Reconstruction surgery with latissimus dorsi muscle and prosthesis was shown to be a potential and safe solution to achieve improvements in breast symmetry and to provide confidence and comfort in relation to self-image and, moreover, the ability to breastfeed.

Disclosure Statement

The authors declare no conflict of interest.

References

1. Freitas RS, Tolazzi ARD, Martins VDM, et al. Poland's syndrome: different clinical presentations and surgical reconstructions in 18 cases. Aesthetic Plast Surg. 2007;31:140–6. [PubMed]
2. Urshel HC. Poland's syndrome. Chest Surg Clin North Am. 2000;10:393–403. [PubMed]
3. Mitsuoka A, Ezaki H, Sumitomo S, et al. Two cases of severe Poland's syndrome and their repair by sterna turnover and prosthesis. In: Wada J, Yokoyama M, editors. Chest Wall Deformities and Their Operative Treatment. Tokyo: AD Printing Inc.; 1990. pp. 181–96.
4. Shamberger RC, Welch KJ, Upton J., 3rd Surgical treatment of thoracic deformity in Poland's syndrome. J Pediatr Surg. 1989;24:760–5. [PubMed]
5. Turck D. Breast feeding: health benefits for child and mother. Arch Pediatr. 2005;12(suppl 3):S143–4. [PubMed]
6. Aillet S, Watier E, Chevrier S, et al. Breast feeding after reduction mammoplasty performed during adolescence. Eur J Obstet Gynecol Reprod Biol. 2002;101:79–82. [PubMed]
7. Thibaudeau S, Sinno H, Williams B. The effects of breast reduction on successful breastfeeding: a systematic review. J Plast Reconstr Aesthet Surg. 2010;63:1688–93. [PubMed]
8. Dornaus MFP. A experiência de amamentaço de um grupo de mulheres com mamoplastia redutora e de aumento (tese) Sao Paulo (SP): Escola de Enfermagem da Universidade de Sao Paulo/USP; 2005.
9. Hurst NM. Lactation after augmentation mammoplasty. Obstet Gynecol. 1996;87:30–4. [PubMed]
10. Cruz NI, Korchin L. Breastfeeding after augmentation mammoplasty with saline implants. Ann Plast Surg. 2010;64:530–3. [PubMed]

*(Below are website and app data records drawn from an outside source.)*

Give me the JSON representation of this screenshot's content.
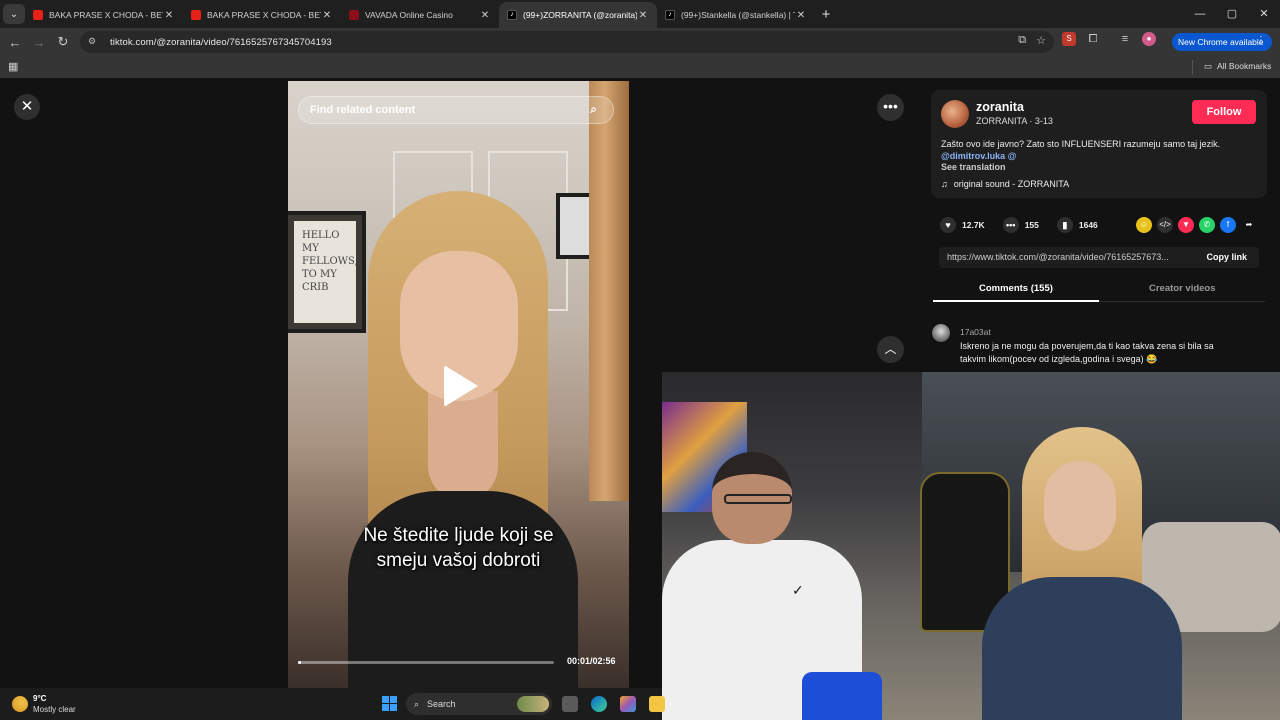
{
  "browser": {
    "tabs": [
      {
        "title": "BAKA PRASE X CHODA - BETMI",
        "favicon": "youtube-icon",
        "active": false
      },
      {
        "title": "BAKA PRASE X CHODA - BETMI",
        "favicon": "youtube-icon",
        "active": false
      },
      {
        "title": "VAVADA Online Casino",
        "favicon": "vavada-icon",
        "active": false
      },
      {
        "title": "(99+)ZORRANITA (@zoranita) |",
        "favicon": "tiktok-icon",
        "active": true
      },
      {
        "title": "(99+)Stankella (@stankella) | Ti",
        "favicon": "tiktok-icon",
        "active": false
      }
    ],
    "url": "tiktok.com/@zoranita/video/7616525767345704193",
    "new_chrome_label": "New Chrome available",
    "all_bookmarks_label": "All Bookmarks"
  },
  "video": {
    "search_placeholder": "Find related content",
    "caption_line1": "Ne štedite ljude koji se",
    "caption_line2": "smeju vašoj dobroti",
    "time": "00:01/02:56",
    "progress_fraction": 0.006,
    "frame_text": "HELLO MY FELLOWS, TO MY CRIB"
  },
  "post": {
    "username": "zoranita",
    "nickname": "ZORRANITA",
    "date": "3-13",
    "follow_label": "Follow",
    "description": "Zašto ovo ide javno? Zato sto INFLUENSERI razumeju samo taj jezik.",
    "mention1": "@dimitrov.luka",
    "mention2": "@",
    "see_translation": "See translation",
    "sound": "original sound - ZORRANITA",
    "likes": "12.7K",
    "comments": "155",
    "saves": "1646",
    "link": "https://www.tiktok.com/@zoranita/video/76165257673...",
    "copy_link_label": "Copy link",
    "tab_comments": "Comments (155)",
    "tab_creator": "Creator videos"
  },
  "comment": {
    "user": "17a03at",
    "text": "Iskreno ja ne mogu da poverujem,da ti kao takva zena si bila sa takvim likom(pocev od izgleda,godina i svega) 😂"
  },
  "taskbar": {
    "temperature": "9°C",
    "condition": "Mostly clear",
    "search_label": "Search"
  }
}
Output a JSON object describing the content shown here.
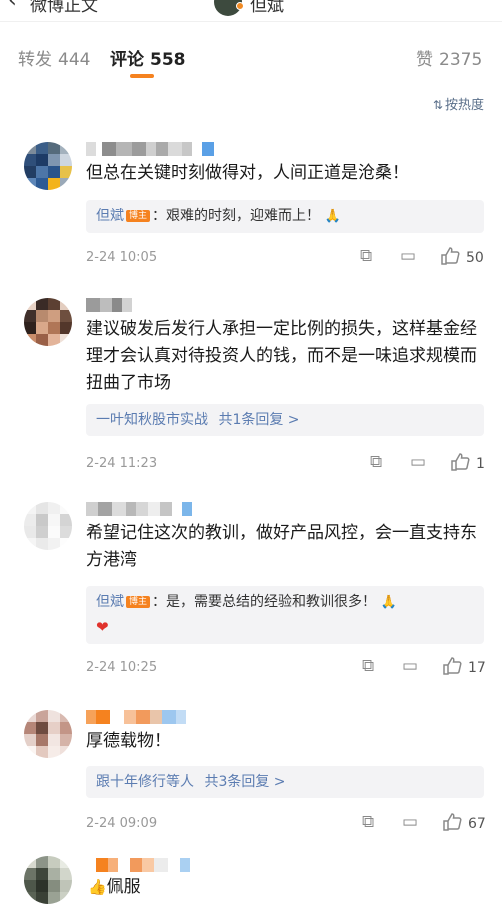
{
  "nav": {
    "back_icon": "chevron-left-icon",
    "back_label": "微博正文",
    "author_name": "但斌"
  },
  "tabs": [
    {
      "label": "转发",
      "count": "444"
    },
    {
      "label": "评论",
      "count": "558"
    },
    {
      "label": "赞",
      "count": "2375"
    }
  ],
  "sort_label": "按热度",
  "colors": {
    "accent": "#f5821f",
    "link": "#5b7cb1",
    "reply_bg": "#f3f3f5",
    "heart": "#e0322c"
  },
  "comments": [
    {
      "text": "但总在关键时刻做得对，人间正道是沧桑！",
      "reply": {
        "name": "但斌",
        "badge": "博主",
        "text": "：艰难的时刻，迎难而上！"
      },
      "time": "2-24 10:05",
      "likes": "50"
    },
    {
      "text": "建议破发后发行人承担一定比例的损失，这样基金经理才会认真对待投资人的钱，而不是一味追求规模而扭曲了市场",
      "reply": {
        "name": "一叶知秋股市实战",
        "more": "共1条回复 >"
      },
      "time": "2-24 11:23",
      "likes": "1"
    },
    {
      "text": "希望记住这次的教训，做好产品风控，会一直支持东方港湾",
      "reply": {
        "name": "但斌",
        "badge": "博主",
        "text": "：是，需要总结的经验和教训很多！"
      },
      "time": "2-24 10:25",
      "likes": "17"
    },
    {
      "text": "厚德载物！",
      "reply": {
        "name": "跟十年修行等人",
        "more": "共3条回复 >"
      },
      "time": "2-24 09:09",
      "likes": "67"
    },
    {
      "text": "佩服"
    }
  ]
}
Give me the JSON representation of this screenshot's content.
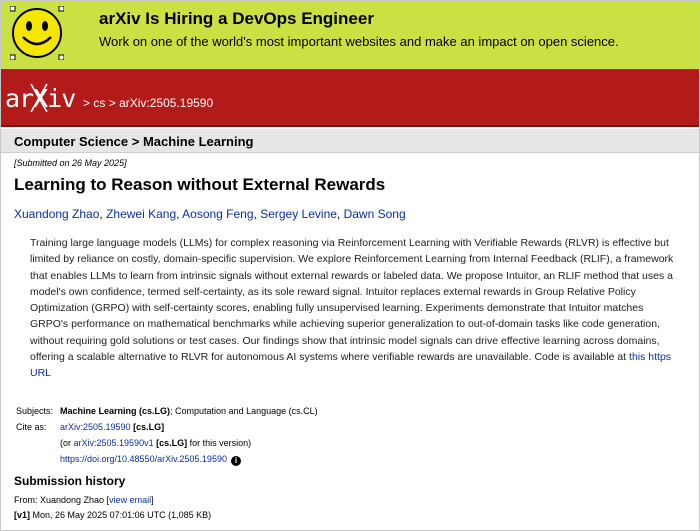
{
  "banner": {
    "title": "arXiv Is Hiring a DevOps Engineer",
    "subtitle": "Work on one of the world's most important websites and make an impact on open science."
  },
  "header": {
    "logo_text": "arXiv",
    "crumb_sep": ">",
    "crumbs": [
      "cs",
      "arXiv:2505.19590"
    ]
  },
  "subject_bar": "Computer Science > Machine Learning",
  "paper": {
    "submitted": "[Submitted on 26 May 2025]",
    "title": "Learning to Reason without External Rewards",
    "authors": [
      "Xuandong Zhao",
      "Zhewei Kang",
      "Aosong Feng",
      "Sergey Levine",
      "Dawn Song"
    ],
    "abstract": "Training large language models (LLMs) for complex reasoning via Reinforcement Learning with Verifiable Rewards (RLVR) is effective but limited by reliance on costly, domain-specific supervision. We explore Reinforcement Learning from Internal Feedback (RLIF), a framework that enables LLMs to learn from intrinsic signals without external rewards or labeled data. We propose Intuitor, an RLIF method that uses a model's own confidence, termed self-certainty, as its sole reward signal. Intuitor replaces external rewards in Group Relative Policy Optimization (GRPO) with self-certainty scores, enabling fully unsupervised learning. Experiments demonstrate that Intuitor matches GRPO's performance on mathematical benchmarks while achieving superior generalization to out-of-domain tasks like code generation, without requiring gold solutions or test cases. Our findings show that intrinsic model signals can drive effective learning across domains, offering a scalable alternative to RLVR for autonomous AI systems where verifiable rewards are unavailable. Code is available at",
    "abstract_link": "this https URL"
  },
  "meta": {
    "subjects_label": "Subjects:",
    "subjects_primary": "Machine Learning (cs.LG)",
    "subjects_rest": "; Computation and Language (cs.CL)",
    "cite_label": "Cite as:",
    "cite_id": "arXiv:2505.19590",
    "cite_cat": "[cs.LG]",
    "version_prefix": "(or",
    "version_id": "arXiv:2505.19590v1",
    "version_cat": "[cs.LG]",
    "version_suffix": "for this version)",
    "doi": "https://doi.org/10.48550/arXiv.2505.19590",
    "info_icon_glyph": "i"
  },
  "history": {
    "title": "Submission history",
    "from_prefix": "From: Xuandong Zhao [",
    "from_link": "view email",
    "from_suffix": "]",
    "v1_label": "[v1]",
    "v1_text": "Mon, 26 May 2025 07:01:06 UTC (1,085 KB)"
  },
  "colors": {
    "banner_bg": "#cbe043",
    "header_red": "#b31b1b",
    "link_blue": "#0a2f9b",
    "subject_bar_bg": "#e6e6e6"
  }
}
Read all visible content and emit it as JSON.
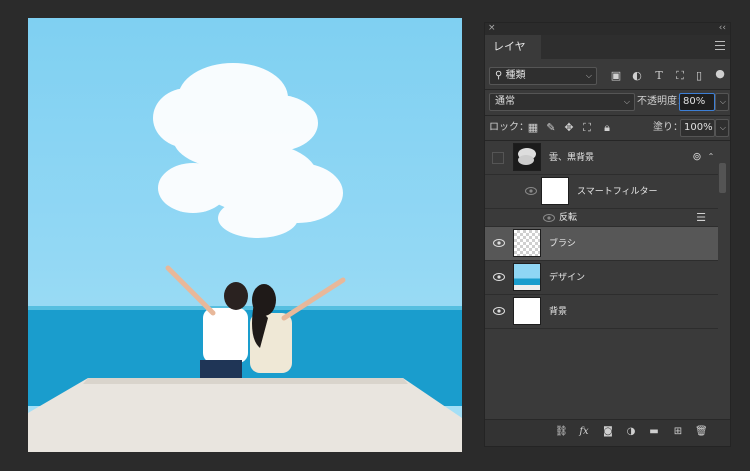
{
  "panel": {
    "close_glyph": "×",
    "collapse_glyph": "‹‹",
    "tab_label": "レイヤー",
    "filter": {
      "kind_label": "種類"
    },
    "blend": {
      "mode": "通常",
      "opacity_label": "不透明度：",
      "opacity_value": "80%"
    },
    "lock": {
      "label": "ロック：",
      "fill_label": "塗り：",
      "fill_value": "100%"
    },
    "layers": [
      {
        "name": "雲、黒背景",
        "visible": false
      },
      {
        "name": "スマートフィルター",
        "visible": true,
        "kind": "smart-filter"
      },
      {
        "name": "反転",
        "visible": true,
        "kind": "filter-item"
      },
      {
        "name": "ブラシ",
        "visible": true,
        "selected": true
      },
      {
        "name": "デザイン",
        "visible": true
      },
      {
        "name": "背景",
        "visible": true
      }
    ],
    "bottom_icons": [
      "link-icon",
      "fx-icon",
      "mask-icon",
      "adjustment-icon",
      "folder-icon",
      "new-layer-icon",
      "trash-icon"
    ],
    "fx_label": "fx"
  },
  "colors": {
    "panel_bg": "#3a3a3a",
    "selected_layer": "#575757",
    "sky": "#8fd6f4",
    "sea": "#1b9fd0"
  }
}
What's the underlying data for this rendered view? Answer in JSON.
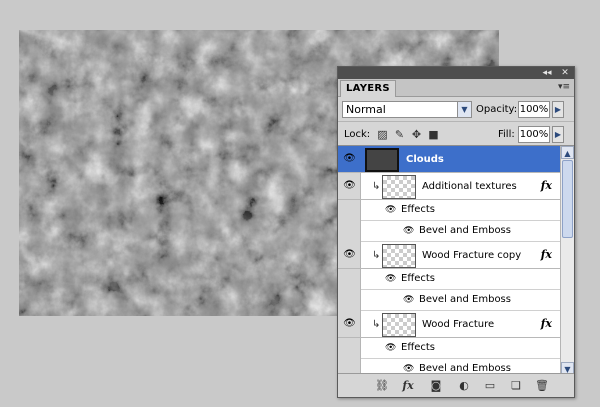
{
  "panel": {
    "title_buttons": {
      "collapse": "◂◂",
      "close": "✕"
    },
    "tab_label": "LAYERS",
    "menu_icon": "panel-menu-icon",
    "blend_mode": "Normal",
    "opacity_label": "Opacity:",
    "opacity_value": "100%",
    "lock_label": "Lock:",
    "fill_label": "Fill:",
    "fill_value": "100%",
    "lock_icons": [
      "lock-transparent-icon",
      "lock-image-icon",
      "lock-position-icon",
      "lock-all-icon"
    ],
    "layers": [
      {
        "name": "Clouds",
        "selected": true,
        "fx": false
      },
      {
        "name": "Additional textures",
        "selected": false,
        "fx": true,
        "effects_label": "Effects",
        "effect": "Bevel and Emboss"
      },
      {
        "name": "Wood Fracture copy",
        "selected": false,
        "fx": true,
        "effects_label": "Effects",
        "effect": "Bevel and Emboss"
      },
      {
        "name": "Wood Fracture",
        "selected": false,
        "fx": true,
        "effects_label": "Effects",
        "effect": "Bevel and Emboss"
      }
    ],
    "fx_symbol": "fx",
    "bottom_icons": [
      "link-layers-icon",
      "add-style-icon",
      "add-mask-icon",
      "adjustment-layer-icon",
      "new-group-icon",
      "new-layer-icon",
      "delete-layer-icon"
    ],
    "bottom_icon_glyphs": [
      "⛓",
      "fx",
      "◙",
      "◐",
      "▭",
      "❏",
      "🗑"
    ]
  },
  "colors": {
    "selected_row": "#3d6fca",
    "panel_bg": "#d6d6d6",
    "workspace_bg": "#c9c9c9"
  }
}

Articles from Breast Care are provided here courtesy of Karger Publishers